In perhaps the biggest turning point of the game, Yankees’ third base coach Phil Nevin decided to send Aaron Judge to home plate.
The Yankees were finally on the board in the top of the sixth inning, and when Giancarlo Stanton lined a towering shot off the Green Monster in left center, Nevin was ready to send Judge home all the way from first. The call backfired as Judge was thrown out easily, and Stanton had to settle for second base with two away and no run scored. Joey Gallo popped out in the next at-bat to end the inning.
After the game, Yankees manager Aaron Boone explained that his third base coach simply misread the throw coming in from the outfield.
“I think coming in, the ball coming in looked like it was going to be kind of an in-between hop to the infielder,” Boone said in his postgame news conference. “Bogaerts did a good job of creating a hop, catching it clean and and obviously throwing home and getting him. And that kind of squashed the potential rally there so I think what saw was what he thought was going to be kind of an in-between hop and really a tough chance.”
On the throw in, Bogaerts did appear to have to reset himself and take a step in to field the ball, but he still caught it in a position to quickly turn and fire.
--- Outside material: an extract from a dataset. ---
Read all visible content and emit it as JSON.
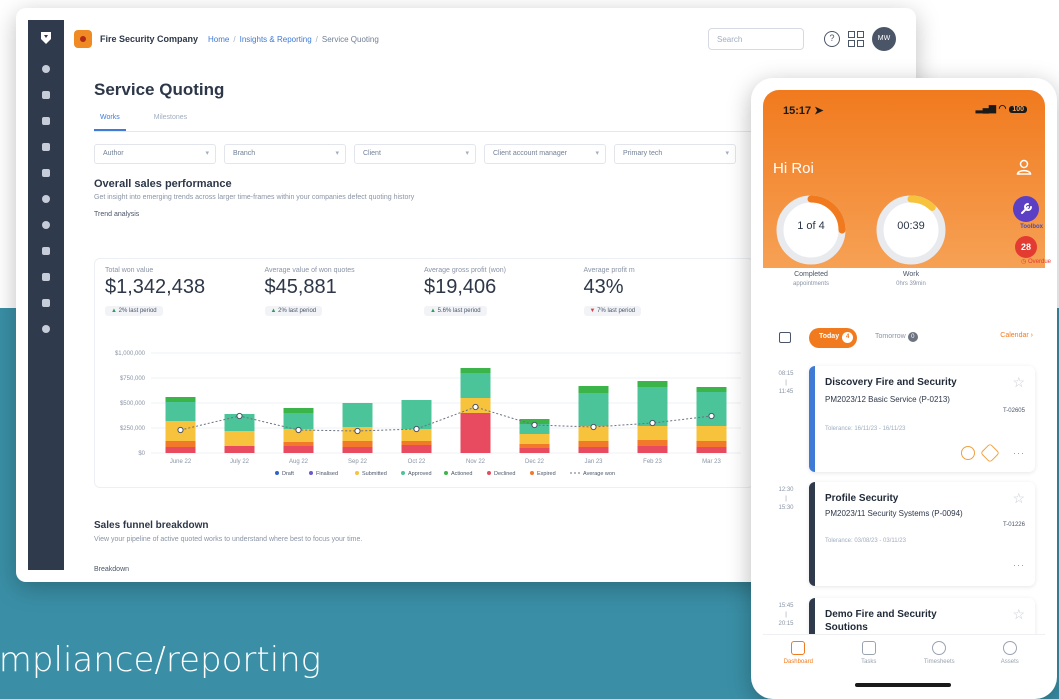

He had no trouble throwing a strike to Kevin Plawecki at the plate, who slapped the tag down on Judge for the out.
And there was some uncertainty on whether Nevin would even send the 6-7, 282-pound right fielder. Judge was nearly to third base when Nevin finally began to wave his hands and send Judge to try and score.
Stanton agreed with the decision to try and score Judge, saying they had to take the chance.
It was a questionable call on several accounts for the Yankees to send him in that situation, even if the throw didn’t come in cleanly. For starters, Baseball Savant lists Judge’s sprint speed as 27.5 feet per second, which isn’t slow by any means but, at the 62nd percentile, it also does not make him a burner.
The math also doesn’t support being aggressive in that type of situation. According to Baseball Prospectus’ 2019 run expectancy matrix (the most recent year with data), teams could expect to gain 1.22 runs with one out and runners on first and third, which assumes Stanton stays at first and doesn’t advance on Bogaerts’ throw to the plate. Conversely, the run expectancy of a runner on second and two outs is 0.34.
Let’s say Bogaerts’ throw was inaccurate and Judge scores to make it a 3-2 game. A runner on second with one out still has just an expected run scored of 0.71, which doesn’t exactly guarantee the Yankees tie it up.
Of course, Nevin didn’t have a mental calculator in his head, nor does he likely have those numbers memorized. And there was no guarantee that Gallo or Torres were going to drive in the runners.
But the result was what it was: a momentum-killing play that fueled the Red Sox and put them an out away from escaping the inning. New York wouldn’t put another runner on base until the ninth inning, when Stanton homered to right, making it a 6-2 game two outs before the Yankees’ 2021 campaign came to a close.